**Prompt:** Locate each line in the records containing "Frame". Copy it.
---
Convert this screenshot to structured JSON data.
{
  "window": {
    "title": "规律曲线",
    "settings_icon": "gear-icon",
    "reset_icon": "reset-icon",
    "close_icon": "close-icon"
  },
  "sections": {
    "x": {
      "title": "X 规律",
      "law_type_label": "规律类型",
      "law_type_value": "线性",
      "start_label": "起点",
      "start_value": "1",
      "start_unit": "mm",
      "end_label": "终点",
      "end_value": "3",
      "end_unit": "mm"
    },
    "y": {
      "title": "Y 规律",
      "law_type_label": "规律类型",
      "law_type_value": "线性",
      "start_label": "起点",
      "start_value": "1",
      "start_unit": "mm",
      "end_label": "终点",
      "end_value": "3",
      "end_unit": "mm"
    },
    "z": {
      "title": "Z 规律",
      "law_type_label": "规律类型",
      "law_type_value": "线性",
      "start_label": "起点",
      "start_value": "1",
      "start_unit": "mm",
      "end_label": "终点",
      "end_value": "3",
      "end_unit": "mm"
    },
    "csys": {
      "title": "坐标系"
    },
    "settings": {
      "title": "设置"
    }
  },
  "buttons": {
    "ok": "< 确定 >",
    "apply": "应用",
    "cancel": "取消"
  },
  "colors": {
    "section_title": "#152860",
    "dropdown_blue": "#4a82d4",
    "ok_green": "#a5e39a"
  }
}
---
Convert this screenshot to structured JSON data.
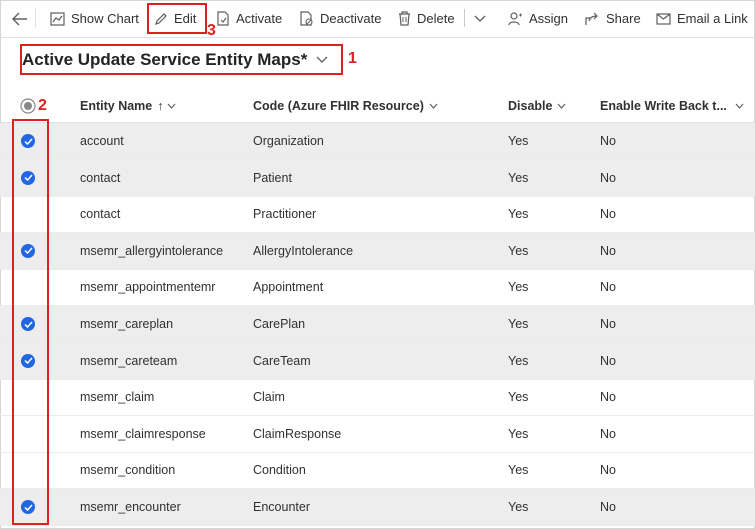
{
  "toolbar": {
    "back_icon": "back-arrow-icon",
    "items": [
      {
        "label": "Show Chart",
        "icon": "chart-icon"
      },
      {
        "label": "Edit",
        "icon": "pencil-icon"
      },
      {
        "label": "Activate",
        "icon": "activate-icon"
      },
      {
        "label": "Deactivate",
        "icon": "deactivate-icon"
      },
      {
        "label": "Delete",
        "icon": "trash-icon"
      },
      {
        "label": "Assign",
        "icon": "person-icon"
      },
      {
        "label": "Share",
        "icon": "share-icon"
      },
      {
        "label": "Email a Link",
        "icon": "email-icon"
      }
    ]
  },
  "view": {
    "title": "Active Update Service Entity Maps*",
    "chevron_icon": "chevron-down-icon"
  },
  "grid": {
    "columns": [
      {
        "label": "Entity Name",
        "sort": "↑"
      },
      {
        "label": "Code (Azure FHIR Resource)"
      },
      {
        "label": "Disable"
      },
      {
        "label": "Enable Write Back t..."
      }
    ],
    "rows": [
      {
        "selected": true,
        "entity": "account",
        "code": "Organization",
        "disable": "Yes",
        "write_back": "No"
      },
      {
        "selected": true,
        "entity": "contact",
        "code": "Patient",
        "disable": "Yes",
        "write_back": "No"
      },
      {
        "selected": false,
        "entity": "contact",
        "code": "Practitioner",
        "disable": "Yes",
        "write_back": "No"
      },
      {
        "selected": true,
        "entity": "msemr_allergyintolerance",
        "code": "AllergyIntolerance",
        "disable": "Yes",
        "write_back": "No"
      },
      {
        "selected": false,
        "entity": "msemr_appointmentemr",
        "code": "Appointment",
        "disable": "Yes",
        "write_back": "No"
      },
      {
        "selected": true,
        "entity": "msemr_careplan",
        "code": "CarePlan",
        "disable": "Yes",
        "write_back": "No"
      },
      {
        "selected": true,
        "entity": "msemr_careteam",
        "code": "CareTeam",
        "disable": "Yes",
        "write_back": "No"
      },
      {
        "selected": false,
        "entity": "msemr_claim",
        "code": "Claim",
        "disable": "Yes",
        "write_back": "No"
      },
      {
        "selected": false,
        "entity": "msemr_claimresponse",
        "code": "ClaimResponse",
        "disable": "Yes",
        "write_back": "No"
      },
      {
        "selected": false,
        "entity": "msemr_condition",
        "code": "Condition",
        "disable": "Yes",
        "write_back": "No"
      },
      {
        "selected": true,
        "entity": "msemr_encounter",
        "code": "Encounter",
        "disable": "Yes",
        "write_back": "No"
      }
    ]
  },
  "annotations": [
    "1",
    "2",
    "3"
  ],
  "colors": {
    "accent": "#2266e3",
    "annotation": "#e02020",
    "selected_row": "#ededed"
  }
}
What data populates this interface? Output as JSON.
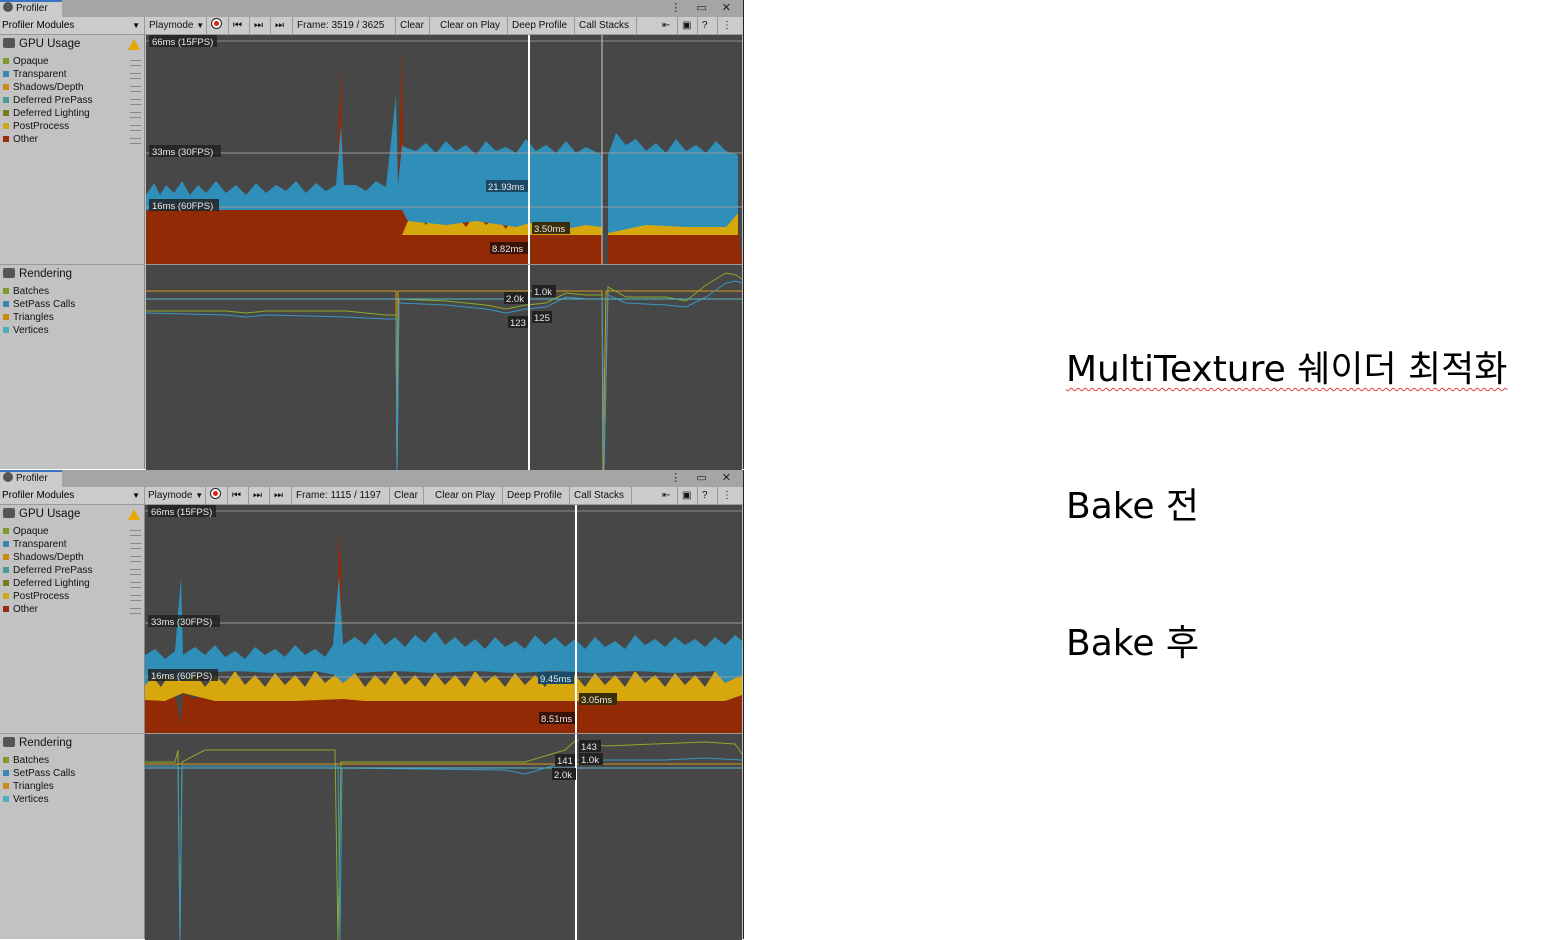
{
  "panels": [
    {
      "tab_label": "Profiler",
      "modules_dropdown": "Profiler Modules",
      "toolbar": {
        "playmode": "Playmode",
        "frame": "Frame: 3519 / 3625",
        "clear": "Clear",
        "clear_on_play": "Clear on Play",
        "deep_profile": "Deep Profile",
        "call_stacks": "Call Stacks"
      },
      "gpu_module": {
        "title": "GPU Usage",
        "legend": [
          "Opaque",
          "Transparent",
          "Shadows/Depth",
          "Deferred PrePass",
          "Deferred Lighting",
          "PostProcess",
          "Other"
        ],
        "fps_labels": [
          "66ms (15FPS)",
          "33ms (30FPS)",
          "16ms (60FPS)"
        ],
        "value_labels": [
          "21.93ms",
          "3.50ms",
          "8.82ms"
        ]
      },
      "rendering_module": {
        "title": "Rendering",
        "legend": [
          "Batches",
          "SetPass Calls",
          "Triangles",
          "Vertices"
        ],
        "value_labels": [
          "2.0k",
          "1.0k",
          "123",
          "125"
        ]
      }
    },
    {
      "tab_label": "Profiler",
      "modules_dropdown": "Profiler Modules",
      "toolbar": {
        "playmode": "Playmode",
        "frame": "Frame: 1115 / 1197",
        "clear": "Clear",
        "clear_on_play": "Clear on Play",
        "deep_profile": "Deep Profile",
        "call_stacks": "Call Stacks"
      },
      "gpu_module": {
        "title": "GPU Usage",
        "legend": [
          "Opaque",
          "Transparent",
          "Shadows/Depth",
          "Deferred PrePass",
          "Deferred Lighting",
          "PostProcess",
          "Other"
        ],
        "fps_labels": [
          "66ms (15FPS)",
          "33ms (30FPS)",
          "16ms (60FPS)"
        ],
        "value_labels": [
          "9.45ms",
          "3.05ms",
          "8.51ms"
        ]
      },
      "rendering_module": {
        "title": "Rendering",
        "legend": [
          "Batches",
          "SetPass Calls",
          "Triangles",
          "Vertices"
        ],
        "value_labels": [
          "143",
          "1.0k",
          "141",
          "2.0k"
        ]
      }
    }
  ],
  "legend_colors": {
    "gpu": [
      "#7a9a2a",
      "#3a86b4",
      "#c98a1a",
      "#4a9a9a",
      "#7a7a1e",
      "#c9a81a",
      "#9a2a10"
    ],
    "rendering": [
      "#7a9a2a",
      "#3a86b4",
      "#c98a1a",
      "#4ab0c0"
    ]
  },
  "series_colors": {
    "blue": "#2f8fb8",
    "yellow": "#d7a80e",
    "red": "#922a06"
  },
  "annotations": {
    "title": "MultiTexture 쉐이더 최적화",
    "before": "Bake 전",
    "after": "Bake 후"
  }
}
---
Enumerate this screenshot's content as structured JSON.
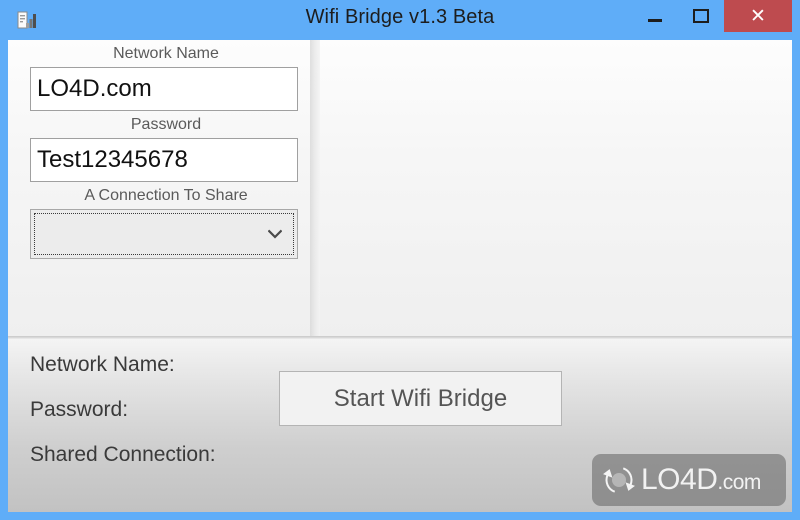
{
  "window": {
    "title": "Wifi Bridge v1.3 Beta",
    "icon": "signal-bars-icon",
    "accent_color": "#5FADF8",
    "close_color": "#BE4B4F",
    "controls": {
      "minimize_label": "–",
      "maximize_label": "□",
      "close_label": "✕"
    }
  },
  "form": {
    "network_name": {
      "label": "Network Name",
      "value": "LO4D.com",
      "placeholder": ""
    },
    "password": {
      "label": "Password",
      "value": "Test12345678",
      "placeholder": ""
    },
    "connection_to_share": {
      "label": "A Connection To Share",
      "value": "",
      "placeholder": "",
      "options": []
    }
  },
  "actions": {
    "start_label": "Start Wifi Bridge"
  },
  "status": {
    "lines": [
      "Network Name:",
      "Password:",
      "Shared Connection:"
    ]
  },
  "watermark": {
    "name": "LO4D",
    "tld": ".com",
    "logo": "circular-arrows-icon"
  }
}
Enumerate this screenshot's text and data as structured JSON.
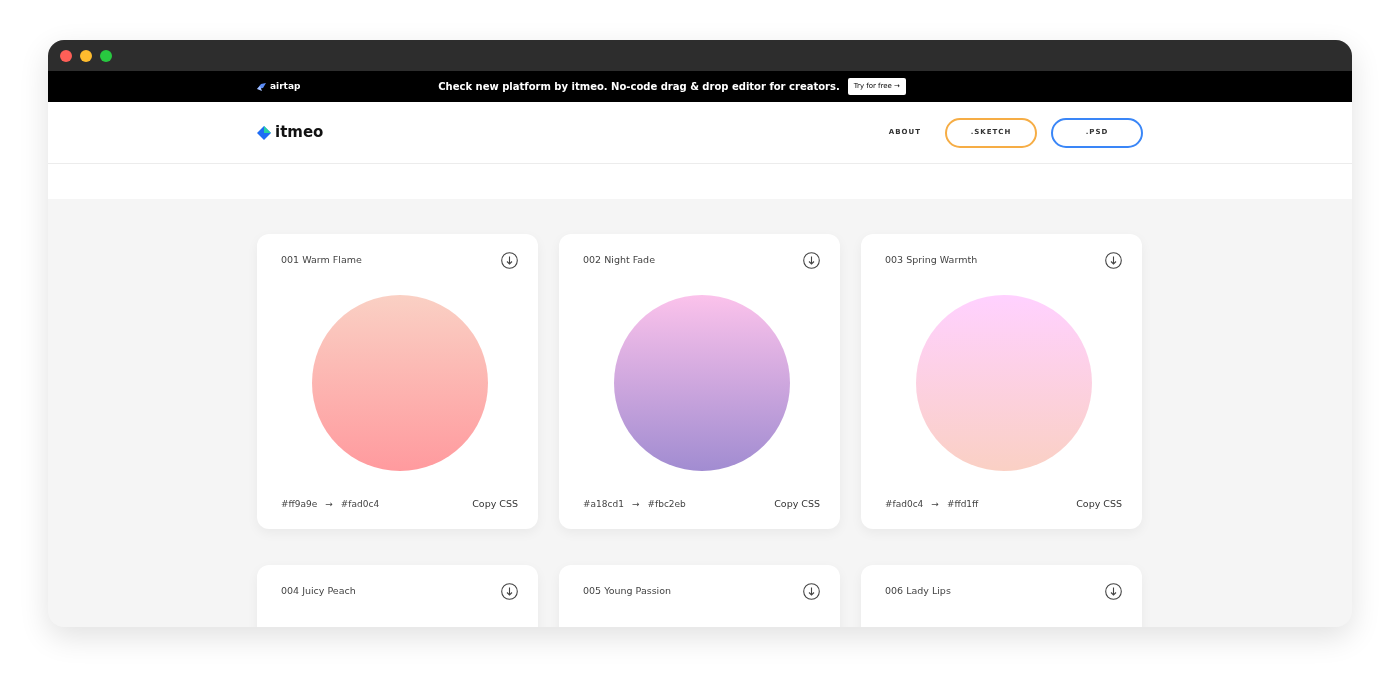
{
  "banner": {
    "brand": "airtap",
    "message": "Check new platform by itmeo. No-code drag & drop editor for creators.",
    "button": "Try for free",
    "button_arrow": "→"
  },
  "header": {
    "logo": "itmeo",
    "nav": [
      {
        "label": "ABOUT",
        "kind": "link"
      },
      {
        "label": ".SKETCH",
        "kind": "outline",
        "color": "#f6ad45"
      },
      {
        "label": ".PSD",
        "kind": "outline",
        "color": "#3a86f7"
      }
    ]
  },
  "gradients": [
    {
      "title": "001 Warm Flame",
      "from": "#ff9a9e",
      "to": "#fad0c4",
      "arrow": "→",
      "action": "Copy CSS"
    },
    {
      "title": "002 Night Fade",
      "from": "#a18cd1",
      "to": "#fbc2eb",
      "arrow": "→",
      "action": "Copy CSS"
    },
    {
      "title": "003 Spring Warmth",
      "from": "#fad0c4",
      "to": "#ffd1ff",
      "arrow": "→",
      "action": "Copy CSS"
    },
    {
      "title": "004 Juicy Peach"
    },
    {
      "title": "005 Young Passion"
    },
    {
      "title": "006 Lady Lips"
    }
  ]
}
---
**Reply to the task:**
        "frame": "Frame: 3519 / 3625",
        "frame": "Frame: 1115 / 1197",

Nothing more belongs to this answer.